Component data from apps and pages
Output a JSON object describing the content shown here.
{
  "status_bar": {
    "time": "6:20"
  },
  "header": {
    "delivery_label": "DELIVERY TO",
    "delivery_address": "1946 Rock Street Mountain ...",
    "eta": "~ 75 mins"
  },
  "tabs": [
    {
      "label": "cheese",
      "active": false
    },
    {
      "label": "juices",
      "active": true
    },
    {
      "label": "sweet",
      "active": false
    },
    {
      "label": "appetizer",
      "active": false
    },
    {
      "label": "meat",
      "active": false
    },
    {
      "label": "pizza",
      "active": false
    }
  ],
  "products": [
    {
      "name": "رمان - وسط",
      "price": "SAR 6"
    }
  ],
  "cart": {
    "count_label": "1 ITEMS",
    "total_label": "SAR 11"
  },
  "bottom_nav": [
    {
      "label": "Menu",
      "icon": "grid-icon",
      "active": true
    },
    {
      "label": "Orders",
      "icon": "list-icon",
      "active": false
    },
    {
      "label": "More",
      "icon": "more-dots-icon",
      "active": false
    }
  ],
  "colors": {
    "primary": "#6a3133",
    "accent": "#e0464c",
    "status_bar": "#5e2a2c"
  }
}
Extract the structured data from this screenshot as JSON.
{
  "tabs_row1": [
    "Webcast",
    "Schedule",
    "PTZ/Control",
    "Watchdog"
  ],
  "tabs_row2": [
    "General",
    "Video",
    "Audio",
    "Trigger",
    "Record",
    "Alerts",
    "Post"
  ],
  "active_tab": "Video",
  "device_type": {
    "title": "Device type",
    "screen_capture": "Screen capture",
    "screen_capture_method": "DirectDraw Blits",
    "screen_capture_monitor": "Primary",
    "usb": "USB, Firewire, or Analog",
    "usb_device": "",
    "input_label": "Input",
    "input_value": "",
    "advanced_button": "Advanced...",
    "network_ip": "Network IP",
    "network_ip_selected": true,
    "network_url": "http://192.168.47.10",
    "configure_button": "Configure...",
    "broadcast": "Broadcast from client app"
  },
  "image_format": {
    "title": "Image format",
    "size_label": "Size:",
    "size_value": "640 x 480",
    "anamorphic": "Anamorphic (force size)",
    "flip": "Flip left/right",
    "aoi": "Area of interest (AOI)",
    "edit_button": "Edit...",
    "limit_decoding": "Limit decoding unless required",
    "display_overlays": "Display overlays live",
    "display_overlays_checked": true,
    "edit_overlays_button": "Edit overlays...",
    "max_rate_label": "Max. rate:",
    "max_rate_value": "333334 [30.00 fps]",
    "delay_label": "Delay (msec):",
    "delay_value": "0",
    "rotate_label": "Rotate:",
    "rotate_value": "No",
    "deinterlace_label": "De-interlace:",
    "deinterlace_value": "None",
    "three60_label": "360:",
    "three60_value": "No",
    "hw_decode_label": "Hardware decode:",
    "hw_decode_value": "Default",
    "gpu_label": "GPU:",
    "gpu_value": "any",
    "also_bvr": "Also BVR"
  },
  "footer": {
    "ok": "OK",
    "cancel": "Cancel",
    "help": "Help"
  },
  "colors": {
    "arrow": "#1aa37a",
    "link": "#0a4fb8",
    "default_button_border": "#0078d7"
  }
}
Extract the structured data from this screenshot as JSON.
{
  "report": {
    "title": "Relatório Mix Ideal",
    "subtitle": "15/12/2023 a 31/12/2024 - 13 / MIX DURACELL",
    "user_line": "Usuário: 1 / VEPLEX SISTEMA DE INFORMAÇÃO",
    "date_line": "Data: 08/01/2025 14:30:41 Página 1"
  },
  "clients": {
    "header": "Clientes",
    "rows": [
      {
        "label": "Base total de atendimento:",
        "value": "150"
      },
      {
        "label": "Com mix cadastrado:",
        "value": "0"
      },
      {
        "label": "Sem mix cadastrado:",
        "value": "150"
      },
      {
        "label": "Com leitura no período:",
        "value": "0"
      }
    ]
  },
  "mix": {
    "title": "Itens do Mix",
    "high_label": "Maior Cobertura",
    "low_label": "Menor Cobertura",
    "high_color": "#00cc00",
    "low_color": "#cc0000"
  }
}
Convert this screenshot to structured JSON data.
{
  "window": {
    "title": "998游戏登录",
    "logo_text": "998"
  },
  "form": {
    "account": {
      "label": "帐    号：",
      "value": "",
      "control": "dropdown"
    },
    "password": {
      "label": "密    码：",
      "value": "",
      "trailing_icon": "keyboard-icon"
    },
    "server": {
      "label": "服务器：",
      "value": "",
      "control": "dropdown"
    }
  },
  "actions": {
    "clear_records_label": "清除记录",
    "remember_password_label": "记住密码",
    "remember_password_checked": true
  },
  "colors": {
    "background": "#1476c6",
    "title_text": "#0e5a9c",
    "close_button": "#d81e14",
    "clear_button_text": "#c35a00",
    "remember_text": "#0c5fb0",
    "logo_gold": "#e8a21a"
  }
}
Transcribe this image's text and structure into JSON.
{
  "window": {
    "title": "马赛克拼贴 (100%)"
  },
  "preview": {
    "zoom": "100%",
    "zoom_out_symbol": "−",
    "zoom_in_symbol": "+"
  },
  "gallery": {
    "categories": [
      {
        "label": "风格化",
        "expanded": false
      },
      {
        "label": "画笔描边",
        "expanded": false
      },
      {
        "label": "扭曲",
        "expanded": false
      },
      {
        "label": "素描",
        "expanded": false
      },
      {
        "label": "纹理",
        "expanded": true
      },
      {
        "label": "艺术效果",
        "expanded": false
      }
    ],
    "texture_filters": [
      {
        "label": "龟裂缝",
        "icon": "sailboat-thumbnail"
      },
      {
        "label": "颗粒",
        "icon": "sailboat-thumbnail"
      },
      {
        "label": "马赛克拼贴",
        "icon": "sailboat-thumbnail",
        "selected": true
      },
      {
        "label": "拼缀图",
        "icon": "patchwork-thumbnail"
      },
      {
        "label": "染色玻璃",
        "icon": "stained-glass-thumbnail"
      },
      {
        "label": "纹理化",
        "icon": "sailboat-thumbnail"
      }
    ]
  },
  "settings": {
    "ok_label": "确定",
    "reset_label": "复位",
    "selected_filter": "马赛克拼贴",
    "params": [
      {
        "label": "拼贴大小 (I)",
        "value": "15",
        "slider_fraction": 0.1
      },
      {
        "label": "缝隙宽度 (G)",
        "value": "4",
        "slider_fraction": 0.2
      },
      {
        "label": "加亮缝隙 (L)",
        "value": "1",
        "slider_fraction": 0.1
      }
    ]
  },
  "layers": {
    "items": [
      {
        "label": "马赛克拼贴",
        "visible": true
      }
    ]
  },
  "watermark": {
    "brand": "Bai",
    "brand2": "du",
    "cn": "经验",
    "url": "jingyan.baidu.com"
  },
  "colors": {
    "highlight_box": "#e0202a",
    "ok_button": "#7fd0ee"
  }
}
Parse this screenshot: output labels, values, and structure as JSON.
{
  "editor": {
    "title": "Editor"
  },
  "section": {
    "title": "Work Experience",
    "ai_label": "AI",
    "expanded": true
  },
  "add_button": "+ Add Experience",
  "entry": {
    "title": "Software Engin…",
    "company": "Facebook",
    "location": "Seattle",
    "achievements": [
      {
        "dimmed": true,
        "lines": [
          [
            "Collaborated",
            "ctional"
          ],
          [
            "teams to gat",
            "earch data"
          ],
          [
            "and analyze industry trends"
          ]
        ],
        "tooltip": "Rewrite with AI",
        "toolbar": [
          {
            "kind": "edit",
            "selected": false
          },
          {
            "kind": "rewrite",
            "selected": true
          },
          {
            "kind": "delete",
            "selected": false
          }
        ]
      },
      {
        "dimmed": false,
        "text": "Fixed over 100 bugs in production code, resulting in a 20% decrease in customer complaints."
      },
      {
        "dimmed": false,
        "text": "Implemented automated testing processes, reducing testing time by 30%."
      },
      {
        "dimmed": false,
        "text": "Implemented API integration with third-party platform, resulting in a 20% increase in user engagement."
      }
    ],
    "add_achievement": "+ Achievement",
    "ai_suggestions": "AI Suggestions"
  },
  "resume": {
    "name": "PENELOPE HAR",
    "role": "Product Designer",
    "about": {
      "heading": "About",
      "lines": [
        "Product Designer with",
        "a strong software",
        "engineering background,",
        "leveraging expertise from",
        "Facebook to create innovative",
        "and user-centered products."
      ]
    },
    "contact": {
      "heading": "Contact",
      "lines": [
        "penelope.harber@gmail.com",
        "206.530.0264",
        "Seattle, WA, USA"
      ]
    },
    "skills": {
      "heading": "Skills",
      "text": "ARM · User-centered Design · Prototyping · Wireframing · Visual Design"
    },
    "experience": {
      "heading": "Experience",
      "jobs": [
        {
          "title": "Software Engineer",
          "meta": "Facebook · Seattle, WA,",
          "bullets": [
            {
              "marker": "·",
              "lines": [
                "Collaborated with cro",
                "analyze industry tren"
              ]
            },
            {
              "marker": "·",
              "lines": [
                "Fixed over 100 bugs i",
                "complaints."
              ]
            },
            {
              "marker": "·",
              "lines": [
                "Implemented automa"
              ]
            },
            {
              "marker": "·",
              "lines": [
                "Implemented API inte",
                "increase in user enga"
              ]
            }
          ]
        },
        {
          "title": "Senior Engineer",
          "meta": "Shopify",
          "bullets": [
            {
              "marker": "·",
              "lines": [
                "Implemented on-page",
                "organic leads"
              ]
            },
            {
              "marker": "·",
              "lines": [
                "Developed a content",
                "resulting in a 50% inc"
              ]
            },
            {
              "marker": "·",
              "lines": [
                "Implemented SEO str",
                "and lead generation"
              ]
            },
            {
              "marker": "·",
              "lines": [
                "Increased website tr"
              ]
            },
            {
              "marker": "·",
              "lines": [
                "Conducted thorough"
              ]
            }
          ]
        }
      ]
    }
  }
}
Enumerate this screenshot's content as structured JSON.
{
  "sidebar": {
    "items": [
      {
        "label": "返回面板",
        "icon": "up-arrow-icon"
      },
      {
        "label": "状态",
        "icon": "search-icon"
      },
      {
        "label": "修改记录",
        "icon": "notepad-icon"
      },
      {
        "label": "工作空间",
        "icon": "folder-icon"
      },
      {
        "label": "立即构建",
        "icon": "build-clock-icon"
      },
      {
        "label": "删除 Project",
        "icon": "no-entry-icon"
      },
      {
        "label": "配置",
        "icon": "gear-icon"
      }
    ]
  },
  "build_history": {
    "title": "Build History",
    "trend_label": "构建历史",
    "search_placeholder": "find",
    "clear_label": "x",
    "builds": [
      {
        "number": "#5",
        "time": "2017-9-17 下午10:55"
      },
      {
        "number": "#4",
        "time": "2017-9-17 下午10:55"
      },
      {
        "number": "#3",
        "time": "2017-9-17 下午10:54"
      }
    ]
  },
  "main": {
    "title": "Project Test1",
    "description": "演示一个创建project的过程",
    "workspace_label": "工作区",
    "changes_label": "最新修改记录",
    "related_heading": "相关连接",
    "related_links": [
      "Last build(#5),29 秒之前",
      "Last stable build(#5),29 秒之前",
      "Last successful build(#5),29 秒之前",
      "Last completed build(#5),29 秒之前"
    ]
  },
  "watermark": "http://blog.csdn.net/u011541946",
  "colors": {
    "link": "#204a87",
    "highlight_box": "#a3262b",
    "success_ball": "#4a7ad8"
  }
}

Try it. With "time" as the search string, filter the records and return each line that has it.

Problem solution.
    "time": "6:20"
        "text": "Implemented automated testing processes, reducing testing time by 30%."
        "time": "2017-9-17 下午10:55"
        "time": "2017-9-17 下午10:55"
        "time": "2017-9-17 下午10:54"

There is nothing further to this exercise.